Remember. Decision. Consequence.

Day Break (2006) (SPOILERS) Day Break is the rare series that was lucky to get cancelled. And not in a mercy-killing way. It got to tell its story. Sure, apparently there were other stories. Other days to break. But would it have justified going there? Or would it have proved tantalising/reticent about the elusive reason its protagonist has to keep stirring and repeating? You bet it would. Offering occasional crumbs, and then, when it finally comes time to wrap things up, giving an explanation that satisfies no one/is a cop out/offers a hint at some nebulous existential mission better left to the viewer to conjure up on their own. Best that it didn’t even try to go there.

You absolute horror of a human being.

As Good as it Gets (1997) (SPOILERS) James L Brooks’ third Best Picture Oscar nomination goes to reconfirm every jaundiced notion you had of the writer-director-producer’s capacity for the facile and highly consumable, low-cal, fast-food melodramatic fix with added romcom lustre. Of course, As Good as it Gets was a monster hit, parading as it does Jack in a crackerjack, attention-grabbing part. But it’s a mechanical, suffocatingly artificial affair, ponderously paced (a frankly absurd 139 minutes) and infused with glib affirmations and affections. Naturally, the Academy lapped that shit up, because it reflects their own lack of depth and perception (no further comment is needed than Titanic winning the big prize for that year).

You cut my head off a couple of dozen times.

Boss Level (2021) (SPOILERS) Lest you thought it was nigh-on impossible to go wrong with a Groundhog Day premise, Joe Carnahan, in his swaggering yen for overkill, very nearly pulls it off with Boss Level . I’m unsure quite what became of Carnahan’s early potential, but he seems to have settled on a sub-Tarantino, sub-Bay, sub-Snyder, sub-Ritchie butch bros aesthetic, complete with a tin ear for dialogue and an approach to plotting that finds him continually distracting himself, under the illusion it’s never possible to have too much. Of whatever it is he’s indulging at that moment.

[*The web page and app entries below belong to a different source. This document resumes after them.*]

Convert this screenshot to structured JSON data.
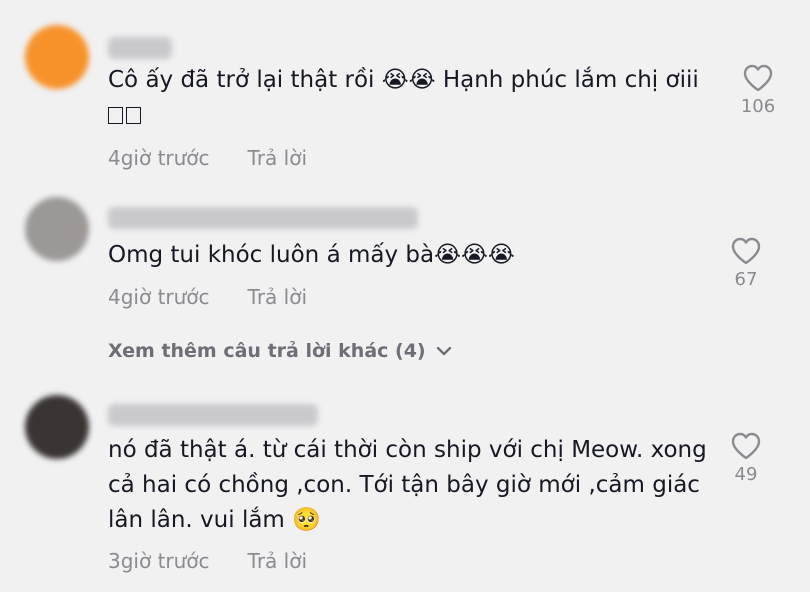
{
  "comments": [
    {
      "text_line1": "Cô ấy đã trở lại thật rồi 😭😭 Hạnh phúc lắm chị ơiii",
      "time": "4giờ trước",
      "reply_label": "Trả lời",
      "likes": "106",
      "avatar_color": "#f7922a"
    },
    {
      "text_line1": "Omg tui khóc luôn á mấy bà😭😭😭",
      "time": "4giờ trước",
      "reply_label": "Trả lời",
      "likes": "67",
      "avatar_color": "#9b9896"
    },
    {
      "text_line1": "nó đã thật á. từ cái thời còn ship với chị Meow. xong",
      "text_line2": "cả hai có chồng ,con. Tới tận bây giờ mới ,cảm giác",
      "text_line3": "lân lân. vui lắm 🥺",
      "time": "3giờ trước",
      "reply_label": "Trả lời",
      "likes": "49",
      "avatar_color": "#3a3433"
    }
  ],
  "more_replies_label": "Xem thêm câu trả lời khác (4)"
}
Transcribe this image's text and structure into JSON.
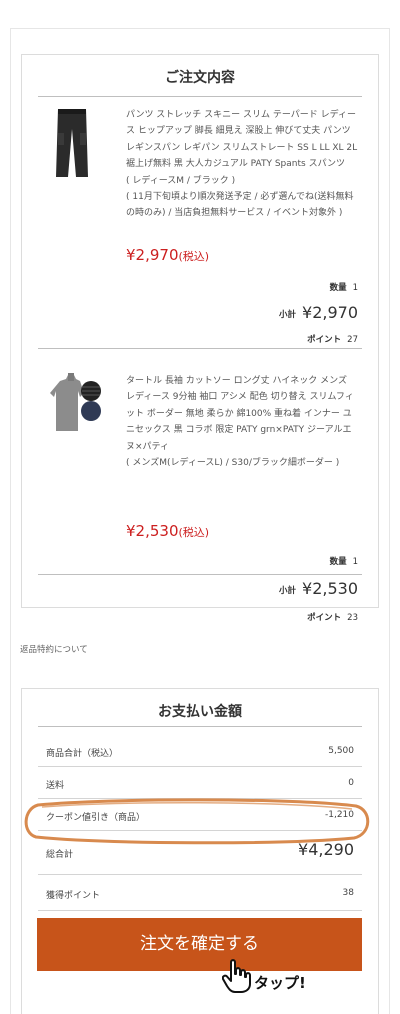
{
  "order": {
    "title": "ご注文内容",
    "items": [
      {
        "thumb_icon": "black-pants-icon",
        "name": "パンツ ストレッチ スキニー スリム テーパード レディース ヒップアップ 脚長 細見え 深股上 伸びて丈夫 パンツ レギンスパン レギパン スリムストレート SS L LL XL 2L 裾上げ無料 黒 大人カジュアル PATY Spants スパンツ",
        "variant": "( レディースM / ブラック )",
        "note": "( 11月下旬頃より順次発送予定 / 必ず選んでね(送料無料の時のみ) / 当店負担無料サービス / イベント対象外 )",
        "price": "¥2,970",
        "price_tax": "(税込)",
        "qty_label": "数量",
        "qty": "1",
        "subtotal_label": "小計",
        "subtotal": "¥2,970",
        "points_label": "ポイント",
        "points": "27"
      },
      {
        "thumb_icon": "turtleneck-shirt-icon",
        "name": "タートル 長袖 カットソー ロング丈 ハイネック メンズ レディース 9分袖 袖口 アシメ 配色 切り替え スリムフィット ボーダー 無地 柔らか 綿100% 重ね着 インナー ユニセックス 黒 コラボ 限定 PATY grn×PATY ジーアルエヌ×パティ",
        "variant": "( メンズM(レディースL) / S30/ブラック細ボーダー )",
        "note": "",
        "price": "¥2,530",
        "price_tax": "(税込)",
        "qty_label": "数量",
        "qty": "1",
        "subtotal_label": "小計",
        "subtotal": "¥2,530",
        "points_label": "ポイント",
        "points": "23"
      }
    ]
  },
  "returns_link": "返品特約について",
  "payment": {
    "title": "お支払い金額",
    "rows": {
      "subtotal": {
        "label": "商品合計（税込）",
        "value": "5,500"
      },
      "shipping": {
        "label": "送料",
        "value": "0"
      },
      "coupon": {
        "label": "クーポン値引き（商品）",
        "value": "-1,210"
      },
      "total": {
        "label": "総合計",
        "value": "¥4,290"
      },
      "points": {
        "label": "獲得ポイント",
        "value": "38"
      }
    }
  },
  "confirm_button": "注文を確定する",
  "tap_annotation": "タップ!",
  "colors": {
    "accent_button": "#c7541a",
    "price_red": "#cc1f1f",
    "highlight_orange": "#d88a4e"
  }
}
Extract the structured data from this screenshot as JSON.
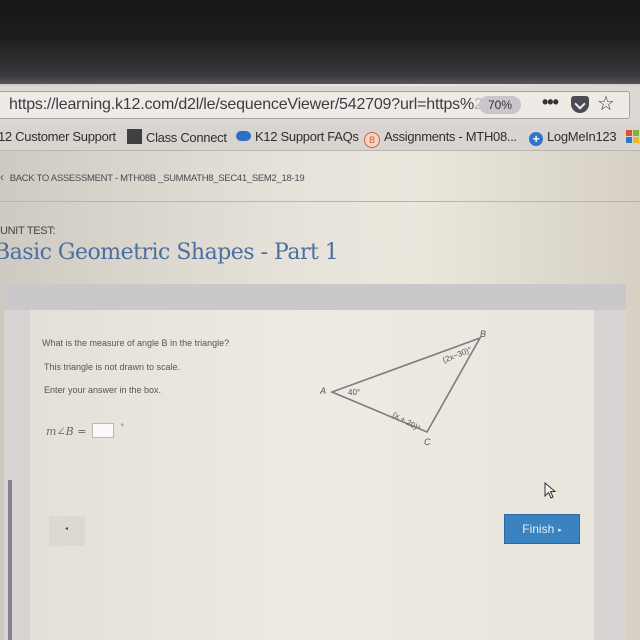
{
  "browser": {
    "url": "https://learning.k12.com/d2l/le/sequenceViewer/542709?url=https%",
    "url_faded_tail": "2",
    "zoom_level": "70%",
    "more_icon": "more-icon",
    "pocket_icon": "pocket-icon",
    "bookmark_star_icon": "star-icon"
  },
  "bookmarks": [
    {
      "label": "12 Customer Support",
      "icon": ""
    },
    {
      "label": "Class Connect",
      "icon": "square-icon"
    },
    {
      "label": "K12 Support FAQs",
      "icon": "cloud-icon"
    },
    {
      "label": "Assignments - MTH08...",
      "icon": "brightspace-icon",
      "glyph": "B"
    },
    {
      "label": "LogMeIn123",
      "icon": "plus-icon",
      "glyph": "+"
    }
  ],
  "page": {
    "back_chevron": "‹",
    "back_link": "BACK TO ASSESSMENT - MTH08B _SUMMATH8_SEC41_SEM2_18-19",
    "unit_label": "UNIT TEST:",
    "title": "Basic Geometric Shapes - Part 1"
  },
  "question": {
    "prompt": "What is the measure of angle B in the triangle?",
    "note": "This triangle is not drawn to scale.",
    "instruction": "Enter your answer in the box.",
    "answer_label": "m∠B =",
    "answer_value": "",
    "answer_unit": "°",
    "triangle": {
      "vertices": [
        "A",
        "B",
        "C"
      ],
      "angle_A": "40°",
      "angle_B": "(2x−30)°",
      "angle_C": "(x + 20)°"
    }
  },
  "navigation": {
    "prev_glyph": "◂",
    "finish_label": "Finish",
    "finish_arrow": "▸",
    "finish_color": "#3b83c0"
  }
}
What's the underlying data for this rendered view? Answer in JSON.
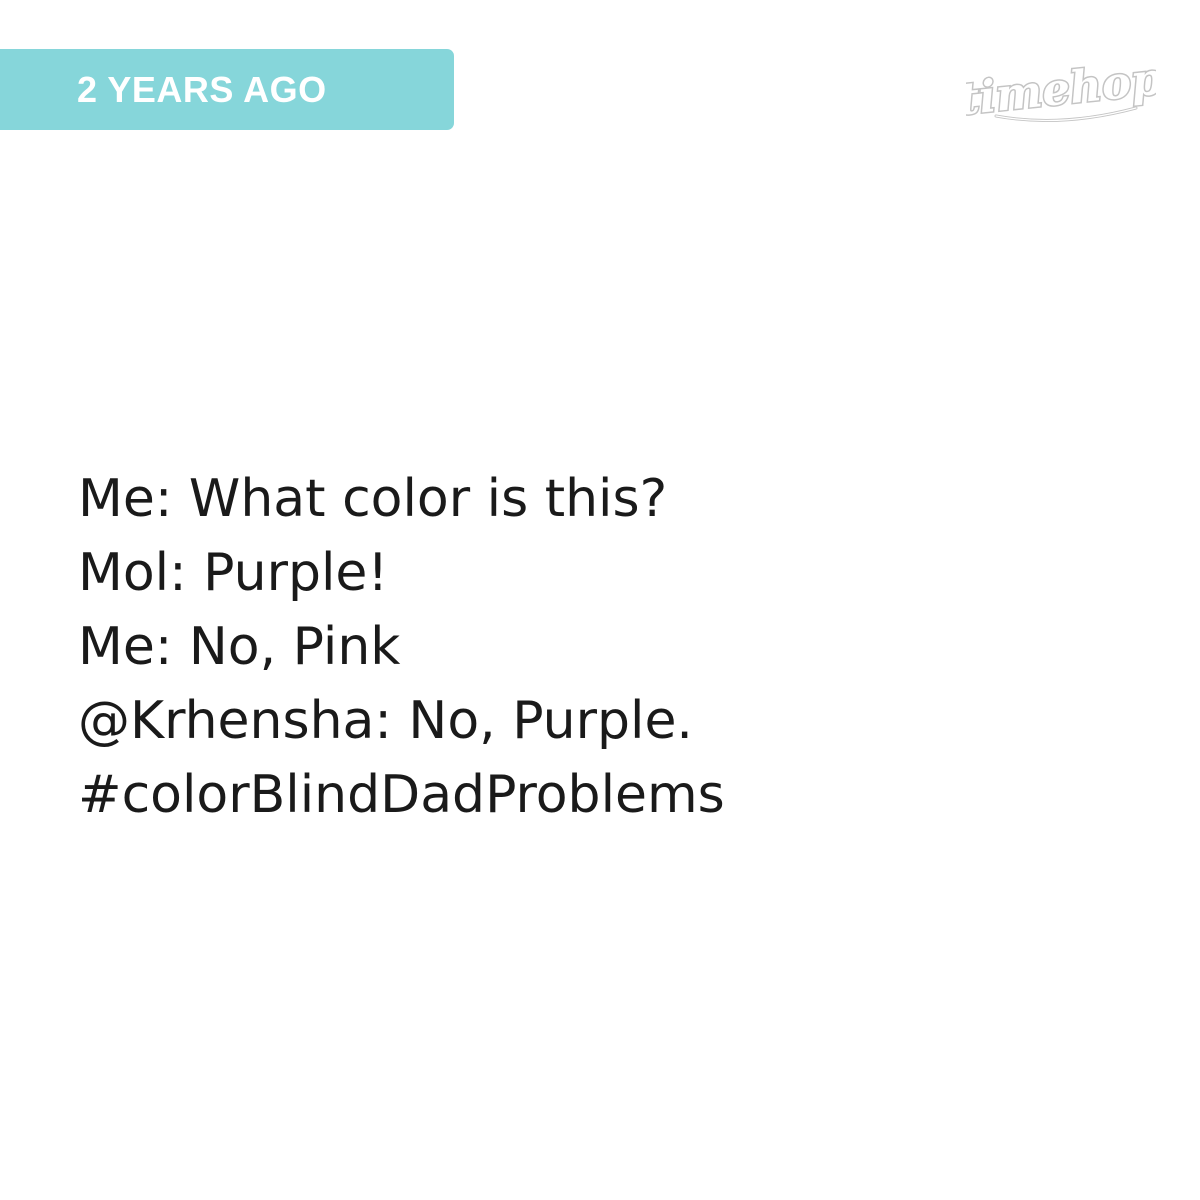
{
  "header": {
    "badge_label": "2 YEARS AGO",
    "badge_color": "#86d6da",
    "logo_text": "timehop",
    "logo_icon": "timehop-logo-icon"
  },
  "post": {
    "lines": [
      "Me: What color is this?",
      "Mol: Purple!",
      "Me: No, Pink",
      "@Krhensha: No, Purple.",
      "#colorBlindDadProblems"
    ],
    "text_color": "#1a1a1a"
  }
}
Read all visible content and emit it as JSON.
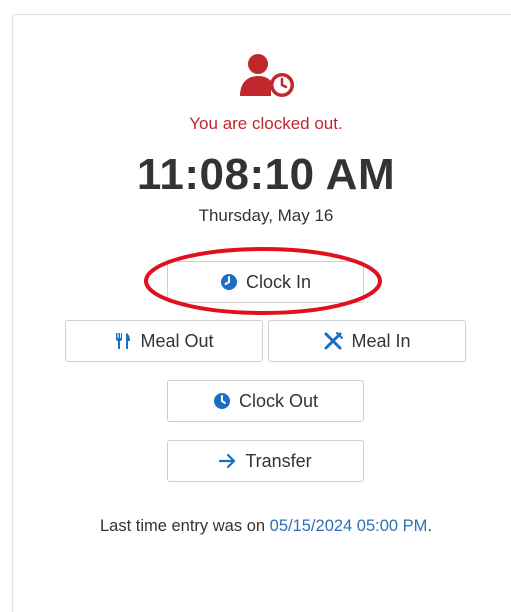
{
  "status": {
    "icon": "user-clock-icon",
    "message": "You are clocked out.",
    "color": "#c0282d"
  },
  "clock": {
    "time": "11:08:10 AM",
    "date": "Thursday, May 16"
  },
  "buttons": {
    "clock_in": {
      "label": "Clock In",
      "icon": "clock-icon"
    },
    "meal_out": {
      "label": "Meal Out",
      "icon": "fork-knife-icon"
    },
    "meal_in": {
      "label": "Meal In",
      "icon": "utensils-crossed-icon"
    },
    "clock_out": {
      "label": "Clock Out",
      "icon": "clock-icon"
    },
    "transfer": {
      "label": "Transfer",
      "icon": "arrow-right-icon"
    }
  },
  "footer": {
    "prefix": "Last time entry was on",
    "timestamp": "05/15/2024 05:00 PM",
    "suffix": "."
  },
  "colors": {
    "accent": "#1a6fc4",
    "link": "#2f6fb4",
    "alert": "#c0282d",
    "highlight": "#e0101e"
  }
}
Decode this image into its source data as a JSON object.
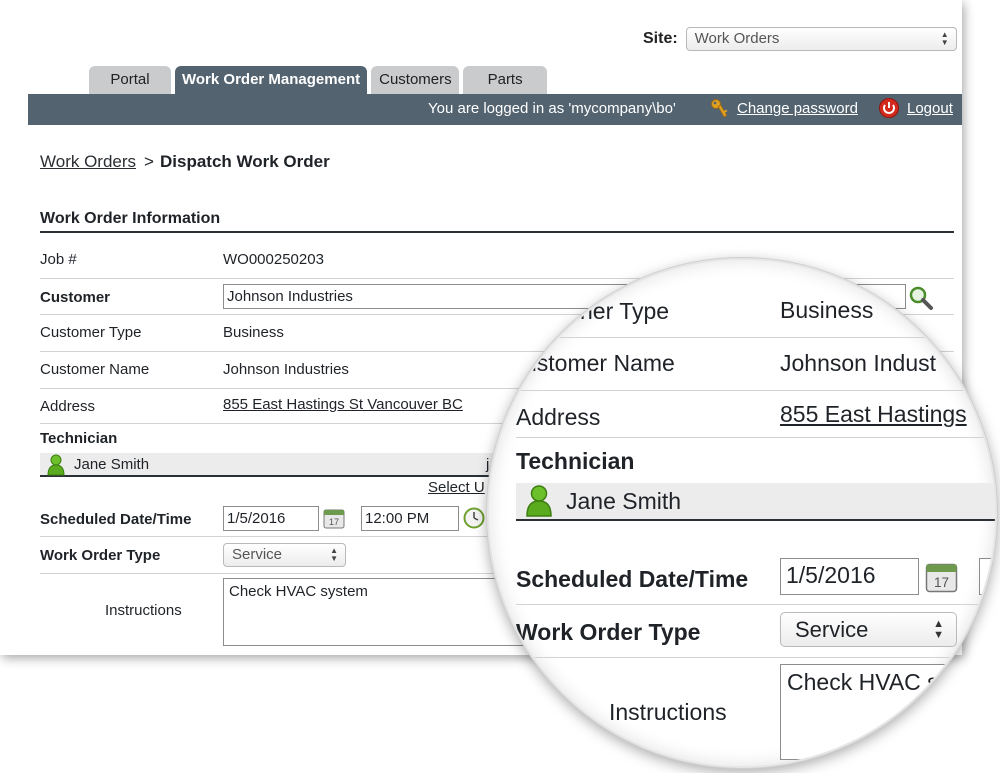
{
  "site": {
    "label": "Site:",
    "selected": "Work Orders"
  },
  "tabs": [
    {
      "label": "Portal",
      "active": false
    },
    {
      "label": "Work Order Management",
      "active": true
    },
    {
      "label": "Customers",
      "active": false
    },
    {
      "label": "Parts",
      "active": false
    }
  ],
  "topbar": {
    "logged_in_text": "You are logged in as 'mycompany\\bo'",
    "change_password": "Change password",
    "logout": "Logout"
  },
  "breadcrumb": {
    "parent": "Work Orders",
    "separator": ">",
    "current": "Dispatch Work Order"
  },
  "form": {
    "section_title": "Work Order Information",
    "job_label": "Job #",
    "job_value": "WO000250203",
    "customer_label": "Customer",
    "customer_value": "Johnson Industries",
    "customer_type_label": "Customer Type",
    "customer_type_value": "Business",
    "customer_name_label": "Customer Name",
    "customer_name_value": "Johnson Industries",
    "address_label": "Address",
    "address_value": "855 East Hastings St Vancouver BC",
    "technician_label": "Technician",
    "technician_name": "Jane Smith",
    "technician_truncated": "j",
    "select_link": "Select U",
    "scheduled_label": "Scheduled Date/Time",
    "date_value": "1/5/2016",
    "calendar_day": "17",
    "time_value": "12:00 PM",
    "type_label": "Work Order Type",
    "type_value": "Service",
    "instructions_label": "Instructions",
    "instructions_value": "Check HVAC system"
  },
  "magnifier": {
    "customer_type_label": "ner Type",
    "customer_type_value": "Business",
    "customer_name_label": "ustomer Name",
    "customer_name_value": "Johnson Indust",
    "address_label": "Address",
    "address_value": "855 East Hastings",
    "technician_label": "Technician",
    "technician_name": "Jane Smith",
    "scheduled_label": "Scheduled Date/Time",
    "date_value": "1/5/2016",
    "calendar_day": "17",
    "type_label": "Work Order Type",
    "type_value": "Service",
    "instructions_label": "Instructions",
    "instructions_value": "Check HVAC s"
  },
  "colors": {
    "header_bar": "#536370",
    "inactive_tab": "#c9cbcd",
    "accent_green": "#5aab1e",
    "logout_red": "#d42a1e"
  },
  "icons": [
    "key-icon",
    "power-icon",
    "search-icon",
    "person-icon",
    "calendar-icon",
    "clock-icon",
    "select-arrows-icon"
  ]
}
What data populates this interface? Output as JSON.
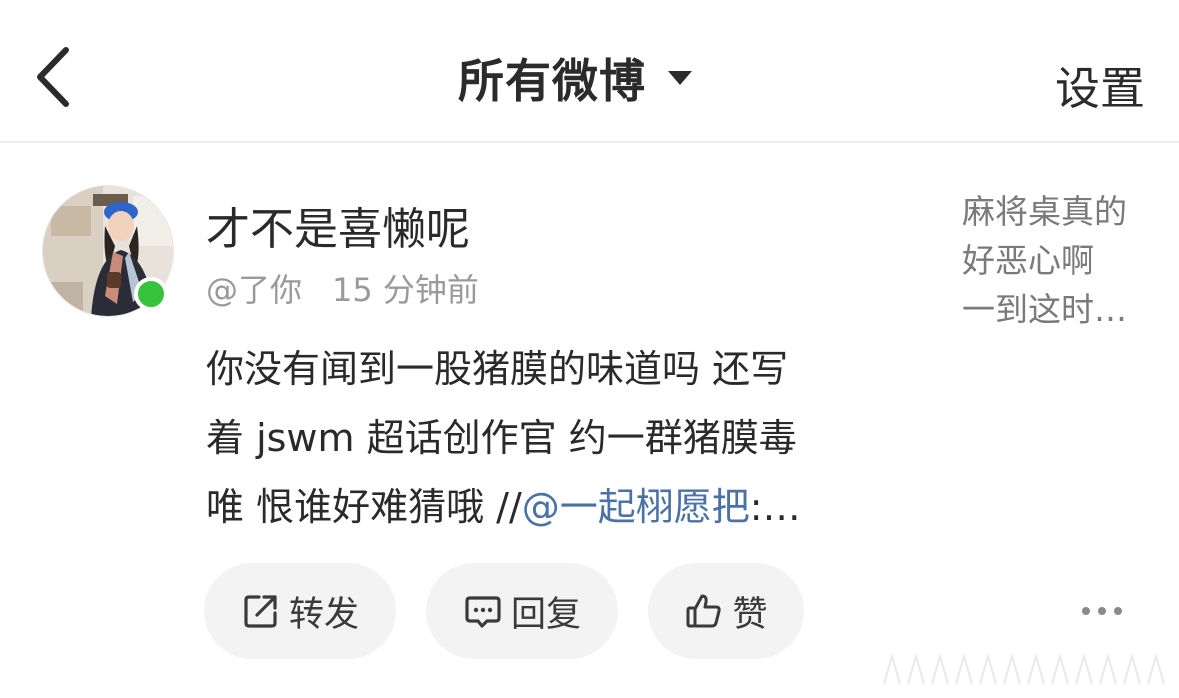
{
  "header": {
    "title": "所有微博",
    "settings_label": "设置"
  },
  "post": {
    "username": "才不是喜懒呢",
    "handle": "@了你",
    "time": "15 分钟前",
    "content": {
      "line1": "你没有闻到一股猪膜的味道吗 还写",
      "line2": "着 jswm 超话创作官 约一群猪膜毒",
      "line3_prefix": "唯 恨谁好难猜哦 //",
      "mention": "@一起栩愿把",
      "line3_suffix": ":…"
    },
    "quote": {
      "line1": "麻将桌真的",
      "line2": "好恶心啊",
      "line3": "一到这时…"
    },
    "actions": {
      "forward_label": "转发",
      "reply_label": "回复",
      "like_label": "赞"
    }
  },
  "icons": {
    "back": "chevron-left-icon",
    "dropdown": "caret-down-icon",
    "forward": "share-icon",
    "reply": "comment-icon",
    "like": "thumbs-up-icon",
    "more": "more-dots-icon"
  },
  "colors": {
    "mention": "#4b72a7",
    "online": "#36c33b",
    "meta": "#9a9a9a",
    "button_bg": "#f3f3f3"
  }
}
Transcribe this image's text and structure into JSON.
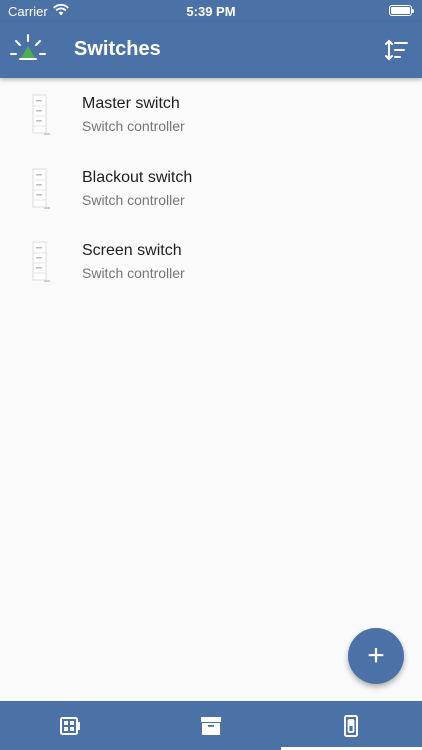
{
  "status_bar": {
    "carrier": "Carrier",
    "time": "5:39 PM"
  },
  "app_bar": {
    "title": "Switches",
    "logo_icon": "lamp-logo-icon",
    "sort_icon": "sort-icon"
  },
  "switches": [
    {
      "title": "Master switch",
      "subtitle": "Switch controller",
      "icon": "switch-device-icon"
    },
    {
      "title": "Blackout switch",
      "subtitle": "Switch controller",
      "icon": "switch-device-icon"
    },
    {
      "title": "Screen switch",
      "subtitle": "Switch controller",
      "icon": "switch-device-icon"
    }
  ],
  "fab": {
    "label": "+"
  },
  "bottom_nav": {
    "tabs": [
      {
        "icon": "controller-icon",
        "active": false
      },
      {
        "icon": "archive-icon",
        "active": false
      },
      {
        "icon": "switch-icon",
        "active": true
      }
    ]
  },
  "colors": {
    "primary": "#4a72a6",
    "logo_accent": "#4caf50",
    "background": "#fafafa",
    "title_text": "#212121",
    "subtitle_text": "#757575"
  }
}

I dreamed about a guy in a dirty red and green sweater.

A Nightmare on Elm Street (1984) (SPOILERS) I first saw A Nightmare on Elm Street a little under a decade after its release, and I was distinctly underwhelmed five or so sequels and all the hype. Not that it didn’t have its moments, but there was an “It’ll do” quality that reflects most of the Wes Craven movies I’ve seen. Aside from the postmodern tease of A New Nightmare – like Last Action Hero , unfairly maligned – I’d never bothered with the rest of the series, in part because I’m just not that big a horror buff, but also because the rule that the first is usually the best in any series, irrespective of genre, tends to hold out more often than not. So now I’m finally getting round to them, and it seemed only fair to start by giving Freddy’s first another shot. My initial reaction holds true.